Three works by renowned artist LS Lowry have been saved for museum visitors in north-east England by a lottery grant.
The paintings were created during Lowry's time in the region
The paintings, which were created in the 1960s when the artist lived in the region, have been on display at Sunderland Museum and Winter Gardens.
They could have been sold at auction, which would have meant them being removed from display at the museum.
But they were thought so important, the Treasury allowed a private treaty sale to stop them going to private buyers.
The paintings - Dockside, The Sea at Sunderland and Self Portrait I - were bought with a £175,000 grant from the Heritage Lottery Fund.
The works were painted during the 1960s
Funding of £15,000 also came from the Museums, Libraries and Archives Council and Victoria & Albert Museum Purchase Grant Fund, £7,000 from Sunderland Museums Acquisitions Fund and £3,000 from the Friends of Sunderland Museums.
The former owner was keen that the paintings should stay together at the museum and has arranged to bequeath a fourth painting, Self Portrait II.
Regional manager for the Heritage Lottery Fund (HLF) in the North East, Keith Bartlett, said: "HLF is proud to play a part in ensuring that this local heritage is retained in the region and will be accessible to everyone."
Museum curator Juliet Horsley said she was "thrilled" they had been able to secure the purchase of the paintings.
She said: "These new acquisitions complement the industrial landscapes and mill scenes, set in the Manchester/Salford area that established his reputation.

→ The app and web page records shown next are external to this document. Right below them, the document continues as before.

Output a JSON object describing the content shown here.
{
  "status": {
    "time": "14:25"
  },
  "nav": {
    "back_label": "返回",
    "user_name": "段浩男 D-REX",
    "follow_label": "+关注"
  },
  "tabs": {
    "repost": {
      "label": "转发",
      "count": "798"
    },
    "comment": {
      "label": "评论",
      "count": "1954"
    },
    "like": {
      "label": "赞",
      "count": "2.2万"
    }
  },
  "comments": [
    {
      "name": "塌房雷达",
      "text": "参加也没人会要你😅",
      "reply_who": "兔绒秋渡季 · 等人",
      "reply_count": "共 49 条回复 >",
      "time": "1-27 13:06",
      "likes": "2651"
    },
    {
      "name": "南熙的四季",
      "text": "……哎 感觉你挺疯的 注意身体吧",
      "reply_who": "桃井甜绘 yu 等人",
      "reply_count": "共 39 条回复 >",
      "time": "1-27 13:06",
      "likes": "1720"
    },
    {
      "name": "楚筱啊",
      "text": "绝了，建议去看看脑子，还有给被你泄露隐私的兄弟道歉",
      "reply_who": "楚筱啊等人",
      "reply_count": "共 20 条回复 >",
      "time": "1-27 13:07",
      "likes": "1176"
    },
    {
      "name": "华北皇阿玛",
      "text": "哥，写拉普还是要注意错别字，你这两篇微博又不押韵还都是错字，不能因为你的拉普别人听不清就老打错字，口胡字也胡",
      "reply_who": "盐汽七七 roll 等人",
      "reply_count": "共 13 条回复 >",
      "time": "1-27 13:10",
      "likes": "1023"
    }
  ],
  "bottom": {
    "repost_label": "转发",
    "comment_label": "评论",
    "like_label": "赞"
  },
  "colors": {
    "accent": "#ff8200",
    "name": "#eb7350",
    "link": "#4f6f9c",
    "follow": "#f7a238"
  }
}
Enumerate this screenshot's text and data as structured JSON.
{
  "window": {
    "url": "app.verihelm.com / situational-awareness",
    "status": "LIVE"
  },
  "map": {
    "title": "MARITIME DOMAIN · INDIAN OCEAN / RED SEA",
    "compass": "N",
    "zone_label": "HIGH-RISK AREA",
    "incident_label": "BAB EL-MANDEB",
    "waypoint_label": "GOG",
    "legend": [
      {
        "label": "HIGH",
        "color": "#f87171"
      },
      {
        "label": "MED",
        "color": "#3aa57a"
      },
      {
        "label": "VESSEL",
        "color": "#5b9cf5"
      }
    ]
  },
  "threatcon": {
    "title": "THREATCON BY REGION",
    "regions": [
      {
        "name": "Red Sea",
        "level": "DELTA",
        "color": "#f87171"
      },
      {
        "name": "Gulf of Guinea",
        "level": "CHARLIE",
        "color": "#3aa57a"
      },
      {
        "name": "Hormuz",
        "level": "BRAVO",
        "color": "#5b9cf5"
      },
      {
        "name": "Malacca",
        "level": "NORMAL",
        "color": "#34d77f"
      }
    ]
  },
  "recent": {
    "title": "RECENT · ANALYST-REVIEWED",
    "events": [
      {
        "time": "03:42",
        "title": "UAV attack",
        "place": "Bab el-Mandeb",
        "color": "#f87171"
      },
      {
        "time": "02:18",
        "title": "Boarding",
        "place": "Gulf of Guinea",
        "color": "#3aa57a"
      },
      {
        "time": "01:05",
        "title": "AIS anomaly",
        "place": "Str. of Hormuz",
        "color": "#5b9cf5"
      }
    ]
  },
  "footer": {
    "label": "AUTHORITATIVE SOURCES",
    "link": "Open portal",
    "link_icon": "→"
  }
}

"They are important examples of another major aspect of his artistic output - the work he produced as a result of the time he spent in the North East of England."